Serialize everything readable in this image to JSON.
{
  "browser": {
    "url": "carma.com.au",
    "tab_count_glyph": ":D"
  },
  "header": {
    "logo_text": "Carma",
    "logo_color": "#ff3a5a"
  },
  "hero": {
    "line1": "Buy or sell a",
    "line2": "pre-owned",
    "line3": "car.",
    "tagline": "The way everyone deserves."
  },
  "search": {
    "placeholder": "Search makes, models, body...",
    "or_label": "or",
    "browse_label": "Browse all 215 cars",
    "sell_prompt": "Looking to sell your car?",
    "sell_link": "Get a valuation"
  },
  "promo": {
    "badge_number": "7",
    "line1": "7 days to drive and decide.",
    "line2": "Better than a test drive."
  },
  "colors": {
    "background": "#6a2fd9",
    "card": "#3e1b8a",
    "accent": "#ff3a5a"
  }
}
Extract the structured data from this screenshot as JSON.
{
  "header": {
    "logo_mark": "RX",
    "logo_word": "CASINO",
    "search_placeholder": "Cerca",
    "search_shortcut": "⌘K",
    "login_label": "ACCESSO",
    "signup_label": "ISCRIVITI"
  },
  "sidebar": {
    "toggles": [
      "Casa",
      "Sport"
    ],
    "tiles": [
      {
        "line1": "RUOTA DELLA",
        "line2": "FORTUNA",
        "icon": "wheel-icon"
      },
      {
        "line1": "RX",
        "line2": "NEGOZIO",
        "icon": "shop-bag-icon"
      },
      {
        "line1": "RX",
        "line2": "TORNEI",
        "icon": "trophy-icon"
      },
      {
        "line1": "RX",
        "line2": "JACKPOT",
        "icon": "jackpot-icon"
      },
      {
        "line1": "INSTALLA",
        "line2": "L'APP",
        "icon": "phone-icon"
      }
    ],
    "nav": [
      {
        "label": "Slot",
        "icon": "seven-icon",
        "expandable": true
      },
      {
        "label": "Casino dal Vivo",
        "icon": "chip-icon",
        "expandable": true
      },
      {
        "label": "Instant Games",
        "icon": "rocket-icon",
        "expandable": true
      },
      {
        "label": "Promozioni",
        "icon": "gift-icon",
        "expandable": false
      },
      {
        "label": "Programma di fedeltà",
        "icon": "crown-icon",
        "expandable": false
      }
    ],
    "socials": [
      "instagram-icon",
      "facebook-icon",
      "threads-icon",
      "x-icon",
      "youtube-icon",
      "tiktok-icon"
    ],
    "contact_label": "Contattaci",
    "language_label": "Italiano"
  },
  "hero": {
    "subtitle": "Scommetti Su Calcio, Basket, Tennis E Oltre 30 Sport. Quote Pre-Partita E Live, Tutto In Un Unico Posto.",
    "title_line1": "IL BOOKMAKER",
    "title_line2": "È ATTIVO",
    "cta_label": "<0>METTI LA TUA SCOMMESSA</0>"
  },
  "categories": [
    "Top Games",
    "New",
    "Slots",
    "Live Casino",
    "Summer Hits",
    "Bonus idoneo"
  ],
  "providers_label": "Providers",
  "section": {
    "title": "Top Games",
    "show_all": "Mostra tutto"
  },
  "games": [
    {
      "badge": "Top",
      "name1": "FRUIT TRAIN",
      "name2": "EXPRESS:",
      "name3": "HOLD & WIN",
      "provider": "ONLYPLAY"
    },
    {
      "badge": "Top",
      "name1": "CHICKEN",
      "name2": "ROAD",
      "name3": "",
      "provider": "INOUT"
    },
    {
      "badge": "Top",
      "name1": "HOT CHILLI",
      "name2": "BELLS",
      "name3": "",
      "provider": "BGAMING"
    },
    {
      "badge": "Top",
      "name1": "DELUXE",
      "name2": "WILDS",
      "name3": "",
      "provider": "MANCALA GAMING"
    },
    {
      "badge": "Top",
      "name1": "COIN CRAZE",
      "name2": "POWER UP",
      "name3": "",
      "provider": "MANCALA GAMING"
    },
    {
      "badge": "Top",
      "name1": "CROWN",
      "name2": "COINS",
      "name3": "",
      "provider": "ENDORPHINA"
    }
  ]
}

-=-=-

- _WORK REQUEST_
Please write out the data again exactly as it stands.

- _FINAL ANSWER_
Serialize everything readable in this image to JSON.
{
  "browser": {
    "url": "carma.com.au",
    "tab_count_glyph": ":D"
  },
  "header": {
    "logo_text": "Carma",
    "logo_color": "#ff3a5a"
  },
  "hero": {
    "line1": "Buy or sell a",
    "line2": "pre-owned",
    "line3": "car.",
    "tagline": "The way everyone deserves."
  },
  "search": {
    "placeholder": "Search makes, models, body...",
    "or_label": "or",
    "browse_label": "Browse all 215 cars",
    "sell_prompt": "Looking to sell your car?",
    "sell_link": "Get a valuation"
  },
  "promo": {
    "badge_number": "7",
    "line1": "7 days to drive and decide.",
    "line2": "Better than a test drive."
  },
  "colors": {
    "background": "#6a2fd9",
    "card": "#3e1b8a",
    "accent": "#ff3a5a"
  }
}
Extract the structured data from this screenshot as JSON.
{
  "header": {
    "logo_mark": "RX",
    "logo_word": "CASINO",
    "search_placeholder": "Cerca",
    "search_shortcut": "⌘K",
    "login_label": "ACCESSO",
    "signup_label": "ISCRIVITI"
  },
  "sidebar": {
    "toggles": [
      "Casa",
      "Sport"
    ],
    "tiles": [
      {
        "line1": "RUOTA DELLA",
        "line2": "FORTUNA",
        "icon": "wheel-icon"
      },
      {
        "line1": "RX",
        "line2": "NEGOZIO",
        "icon": "shop-bag-icon"
      },
      {
        "line1": "RX",
        "line2": "TORNEI",
        "icon": "trophy-icon"
      },
      {
        "line1": "RX",
        "line2": "JACKPOT",
        "icon": "jackpot-icon"
      },
      {
        "line1": "INSTALLA",
        "line2": "L'APP",
        "icon": "phone-icon"
      }
    ],
    "nav": [
      {
        "label": "Slot",
        "icon": "seven-icon",
        "expandable": true
      },
      {
        "label": "Casino dal Vivo",
        "icon": "chip-icon",
        "expandable": true
      },
      {
        "label": "Instant Games",
        "icon": "rocket-icon",
        "expandable": true
      },
      {
        "label": "Promozioni",
        "icon": "gift-icon",
        "expandable": false
      },
      {
        "label": "Programma di fedeltà",
        "icon": "crown-icon",
        "expandable": false
      }
    ],
    "socials": [
      "instagram-icon",
      "facebook-icon",
      "threads-icon",
      "x-icon",
      "youtube-icon",
      "tiktok-icon"
    ],
    "contact_label": "Contattaci",
    "language_label": "Italiano"
  },
  "hero": {
    "subtitle": "Scommetti Su Calcio, Basket, Tennis E Oltre 30 Sport. Quote Pre-Partita E Live, Tutto In Un Unico Posto.",
    "title_line1": "IL BOOKMAKER",
    "title_line2": "È ATTIVO",
    "cta_label": "<0>METTI LA TUA SCOMMESSA</0>"
  },
  "categories": [
    "Top Games",
    "New",
    "Slots",
    "Live Casino",
    "Summer Hits",
    "Bonus idoneo"
  ],
  "providers_label": "Providers",
  "section": {
    "title": "Top Games",
    "show_all": "Mostra tutto"
  },
  "games": [
    {
      "badge": "Top",
      "name1": "FRUIT TRAIN",
      "name2": "EXPRESS:",
      "name3": "HOLD & WIN",
      "provider": "ONLYPLAY"
    },
    {
      "badge": "Top",
      "name1": "CHICKEN",
      "name2": "ROAD",
      "name3": "",
      "provider": "INOUT"
    },
    {
      "badge": "Top",
      "name1": "HOT CHILLI",
      "name2": "BELLS",
      "name3": "",
      "provider": "BGAMING"
    },
    {
      "badge": "Top",
      "name1": "DELUXE",
      "name2": "WILDS",
      "name3": "",
      "provider": "MANCALA GAMING"
    },
    {
      "badge": "Top",
      "name1": "COIN CRAZE",
      "name2": "POWER UP",
      "name3": "",
      "provider": "MANCALA GAMING"
    },
    {
      "badge": "Top",
      "name1": "CROWN",
      "name2": "COINS",
      "name3": "",
      "provider": "ENDORPHINA"
    }
  ]
}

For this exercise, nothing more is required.